▶ _WHAT IS EXPECTED_: The whole listing, pictures aside, should be reproduced exactly.

▶ _INPUT MATERIAL_:
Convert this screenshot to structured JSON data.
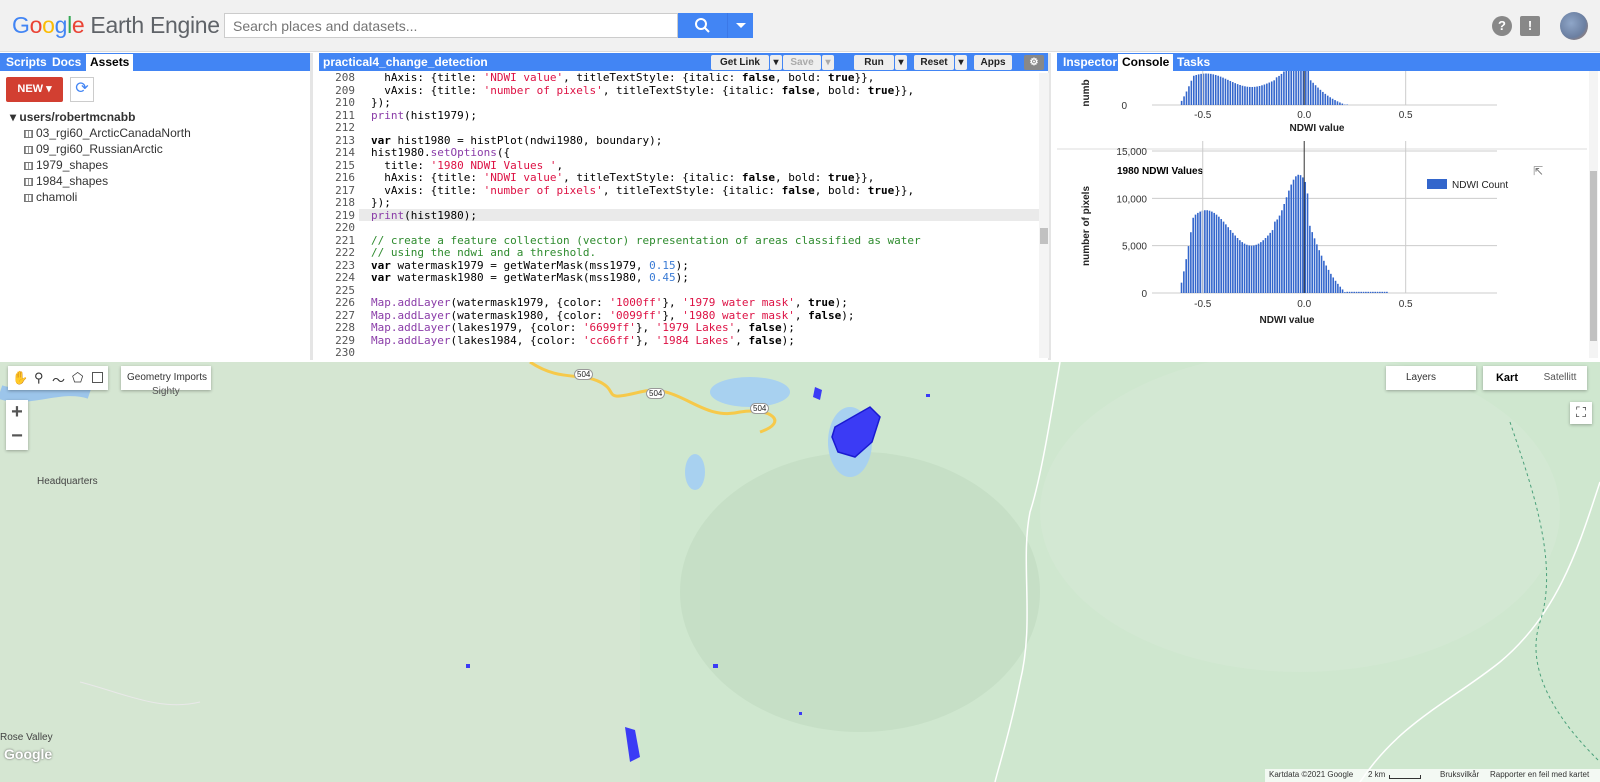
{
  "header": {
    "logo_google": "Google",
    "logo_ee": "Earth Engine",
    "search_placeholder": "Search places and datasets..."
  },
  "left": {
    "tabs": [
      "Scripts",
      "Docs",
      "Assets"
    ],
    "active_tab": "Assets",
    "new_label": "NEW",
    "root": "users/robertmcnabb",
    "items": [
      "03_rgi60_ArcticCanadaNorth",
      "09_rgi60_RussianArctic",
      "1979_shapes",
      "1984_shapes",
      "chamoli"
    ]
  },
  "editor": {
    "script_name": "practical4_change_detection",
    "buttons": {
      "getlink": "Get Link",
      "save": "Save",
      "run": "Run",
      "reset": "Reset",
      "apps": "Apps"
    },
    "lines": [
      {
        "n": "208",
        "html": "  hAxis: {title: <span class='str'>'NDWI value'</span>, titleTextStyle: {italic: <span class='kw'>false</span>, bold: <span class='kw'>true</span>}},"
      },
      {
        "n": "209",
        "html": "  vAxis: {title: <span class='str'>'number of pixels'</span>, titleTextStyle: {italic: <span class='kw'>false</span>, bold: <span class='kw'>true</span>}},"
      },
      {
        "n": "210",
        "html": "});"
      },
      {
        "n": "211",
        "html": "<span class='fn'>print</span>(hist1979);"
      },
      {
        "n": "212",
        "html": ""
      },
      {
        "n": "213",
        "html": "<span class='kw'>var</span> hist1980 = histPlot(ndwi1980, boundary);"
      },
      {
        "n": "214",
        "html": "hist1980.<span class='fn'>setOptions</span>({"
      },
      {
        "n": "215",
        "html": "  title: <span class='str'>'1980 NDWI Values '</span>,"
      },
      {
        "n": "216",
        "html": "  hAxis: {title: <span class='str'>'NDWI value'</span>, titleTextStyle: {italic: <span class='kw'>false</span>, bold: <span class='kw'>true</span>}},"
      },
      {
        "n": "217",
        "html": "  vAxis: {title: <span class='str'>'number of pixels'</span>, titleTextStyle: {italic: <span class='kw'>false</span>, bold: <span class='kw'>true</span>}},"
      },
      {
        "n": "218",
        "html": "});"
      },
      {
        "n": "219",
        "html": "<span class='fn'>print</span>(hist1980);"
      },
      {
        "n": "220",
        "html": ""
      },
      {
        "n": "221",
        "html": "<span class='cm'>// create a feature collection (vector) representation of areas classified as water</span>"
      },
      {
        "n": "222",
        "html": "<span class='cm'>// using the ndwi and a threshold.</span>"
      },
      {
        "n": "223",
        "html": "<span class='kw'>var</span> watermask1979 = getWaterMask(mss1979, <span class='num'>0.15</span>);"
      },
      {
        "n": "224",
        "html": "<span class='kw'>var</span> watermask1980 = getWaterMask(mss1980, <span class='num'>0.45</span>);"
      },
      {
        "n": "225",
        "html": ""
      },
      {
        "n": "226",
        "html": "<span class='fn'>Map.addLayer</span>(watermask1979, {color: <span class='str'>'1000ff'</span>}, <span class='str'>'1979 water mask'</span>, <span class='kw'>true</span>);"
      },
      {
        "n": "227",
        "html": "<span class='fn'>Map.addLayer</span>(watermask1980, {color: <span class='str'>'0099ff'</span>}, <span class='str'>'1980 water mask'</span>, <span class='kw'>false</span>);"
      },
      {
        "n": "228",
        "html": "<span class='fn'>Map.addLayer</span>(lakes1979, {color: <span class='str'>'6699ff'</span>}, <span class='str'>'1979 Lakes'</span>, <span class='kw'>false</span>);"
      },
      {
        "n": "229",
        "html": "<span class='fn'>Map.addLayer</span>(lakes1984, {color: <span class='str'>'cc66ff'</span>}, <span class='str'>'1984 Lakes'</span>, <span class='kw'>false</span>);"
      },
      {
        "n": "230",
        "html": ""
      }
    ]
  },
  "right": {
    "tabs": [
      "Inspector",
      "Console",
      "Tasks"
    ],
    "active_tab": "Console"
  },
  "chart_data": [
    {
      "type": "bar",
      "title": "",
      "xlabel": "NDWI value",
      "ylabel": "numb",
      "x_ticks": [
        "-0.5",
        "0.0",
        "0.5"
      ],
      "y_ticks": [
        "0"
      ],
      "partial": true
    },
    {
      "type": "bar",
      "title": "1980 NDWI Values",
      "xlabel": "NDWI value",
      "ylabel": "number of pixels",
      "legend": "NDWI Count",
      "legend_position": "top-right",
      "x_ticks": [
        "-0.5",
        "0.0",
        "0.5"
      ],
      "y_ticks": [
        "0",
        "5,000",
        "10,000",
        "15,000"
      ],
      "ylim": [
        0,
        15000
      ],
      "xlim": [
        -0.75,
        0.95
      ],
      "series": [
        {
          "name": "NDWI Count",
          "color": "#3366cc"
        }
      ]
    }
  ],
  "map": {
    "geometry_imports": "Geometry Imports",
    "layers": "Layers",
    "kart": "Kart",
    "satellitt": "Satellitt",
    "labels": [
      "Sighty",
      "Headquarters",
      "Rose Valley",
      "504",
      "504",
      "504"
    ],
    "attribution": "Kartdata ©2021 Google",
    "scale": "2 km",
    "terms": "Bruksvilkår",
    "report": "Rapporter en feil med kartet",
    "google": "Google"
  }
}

▶ _RESPONSE BELOW_:
Convert this screenshot to structured JSON data.
{
  "header": {
    "logo_google": "Google",
    "logo_ee": "Earth Engine",
    "search_placeholder": "Search places and datasets..."
  },
  "left": {
    "tabs": [
      "Scripts",
      "Docs",
      "Assets"
    ],
    "active_tab": "Assets",
    "new_label": "NEW",
    "root": "users/robertmcnabb",
    "items": [
      "03_rgi60_ArcticCanadaNorth",
      "09_rgi60_RussianArctic",
      "1979_shapes",
      "1984_shapes",
      "chamoli"
    ]
  },
  "editor": {
    "script_name": "practical4_change_detection",
    "buttons": {
      "getlink": "Get Link",
      "save": "Save",
      "run": "Run",
      "reset": "Reset",
      "apps": "Apps"
    },
    "lines": [
      {
        "n": "208",
        "html": "  hAxis: {title: <span class='str'>'NDWI value'</span>, titleTextStyle: {italic: <span class='kw'>false</span>, bold: <span class='kw'>true</span>}},"
      },
      {
        "n": "209",
        "html": "  vAxis: {title: <span class='str'>'number of pixels'</span>, titleTextStyle: {italic: <span class='kw'>false</span>, bold: <span class='kw'>true</span>}},"
      },
      {
        "n": "210",
        "html": "});"
      },
      {
        "n": "211",
        "html": "<span class='fn'>print</span>(hist1979);"
      },
      {
        "n": "212",
        "html": ""
      },
      {
        "n": "213",
        "html": "<span class='kw'>var</span> hist1980 = histPlot(ndwi1980, boundary);"
      },
      {
        "n": "214",
        "html": "hist1980.<span class='fn'>setOptions</span>({"
      },
      {
        "n": "215",
        "html": "  title: <span class='str'>'1980 NDWI Values '</span>,"
      },
      {
        "n": "216",
        "html": "  hAxis: {title: <span class='str'>'NDWI value'</span>, titleTextStyle: {italic: <span class='kw'>false</span>, bold: <span class='kw'>true</span>}},"
      },
      {
        "n": "217",
        "html": "  vAxis: {title: <span class='str'>'number of pixels'</span>, titleTextStyle: {italic: <span class='kw'>false</span>, bold: <span class='kw'>true</span>}},"
      },
      {
        "n": "218",
        "html": "});"
      },
      {
        "n": "219",
        "html": "<span class='fn'>print</span>(hist1980);"
      },
      {
        "n": "220",
        "html": ""
      },
      {
        "n": "221",
        "html": "<span class='cm'>// create a feature collection (vector) representation of areas classified as water</span>"
      },
      {
        "n": "222",
        "html": "<span class='cm'>// using the ndwi and a threshold.</span>"
      },
      {
        "n": "223",
        "html": "<span class='kw'>var</span> watermask1979 = getWaterMask(mss1979, <span class='num'>0.15</span>);"
      },
      {
        "n": "224",
        "html": "<span class='kw'>var</span> watermask1980 = getWaterMask(mss1980, <span class='num'>0.45</span>);"
      },
      {
        "n": "225",
        "html": ""
      },
      {
        "n": "226",
        "html": "<span class='fn'>Map.addLayer</span>(watermask1979, {color: <span class='str'>'1000ff'</span>}, <span class='str'>'1979 water mask'</span>, <span class='kw'>true</span>);"
      },
      {
        "n": "227",
        "html": "<span class='fn'>Map.addLayer</span>(watermask1980, {color: <span class='str'>'0099ff'</span>}, <span class='str'>'1980 water mask'</span>, <span class='kw'>false</span>);"
      },
      {
        "n": "228",
        "html": "<span class='fn'>Map.addLayer</span>(lakes1979, {color: <span class='str'>'6699ff'</span>}, <span class='str'>'1979 Lakes'</span>, <span class='kw'>false</span>);"
      },
      {
        "n": "229",
        "html": "<span class='fn'>Map.addLayer</span>(lakes1984, {color: <span class='str'>'cc66ff'</span>}, <span class='str'>'1984 Lakes'</span>, <span class='kw'>false</span>);"
      },
      {
        "n": "230",
        "html": ""
      }
    ]
  },
  "right": {
    "tabs": [
      "Inspector",
      "Console",
      "Tasks"
    ],
    "active_tab": "Console"
  },
  "chart_data": [
    {
      "type": "bar",
      "title": "",
      "xlabel": "NDWI value",
      "ylabel": "numb",
      "x_ticks": [
        "-0.5",
        "0.0",
        "0.5"
      ],
      "y_ticks": [
        "0"
      ],
      "partial": true
    },
    {
      "type": "bar",
      "title": "1980 NDWI Values",
      "xlabel": "NDWI value",
      "ylabel": "number of pixels",
      "legend": "NDWI Count",
      "legend_position": "top-right",
      "x_ticks": [
        "-0.5",
        "0.0",
        "0.5"
      ],
      "y_ticks": [
        "0",
        "5,000",
        "10,000",
        "15,000"
      ],
      "ylim": [
        0,
        15000
      ],
      "xlim": [
        -0.75,
        0.95
      ],
      "series": [
        {
          "name": "NDWI Count",
          "color": "#3366cc"
        }
      ]
    }
  ],
  "map": {
    "geometry_imports": "Geometry Imports",
    "layers": "Layers",
    "kart": "Kart",
    "satellitt": "Satellitt",
    "labels": [
      "Sighty",
      "Headquarters",
      "Rose Valley",
      "504",
      "504",
      "504"
    ],
    "attribution": "Kartdata ©2021 Google",
    "scale": "2 km",
    "terms": "Bruksvilkår",
    "report": "Rapporter en feil med kartet",
    "google": "Google"
  }
}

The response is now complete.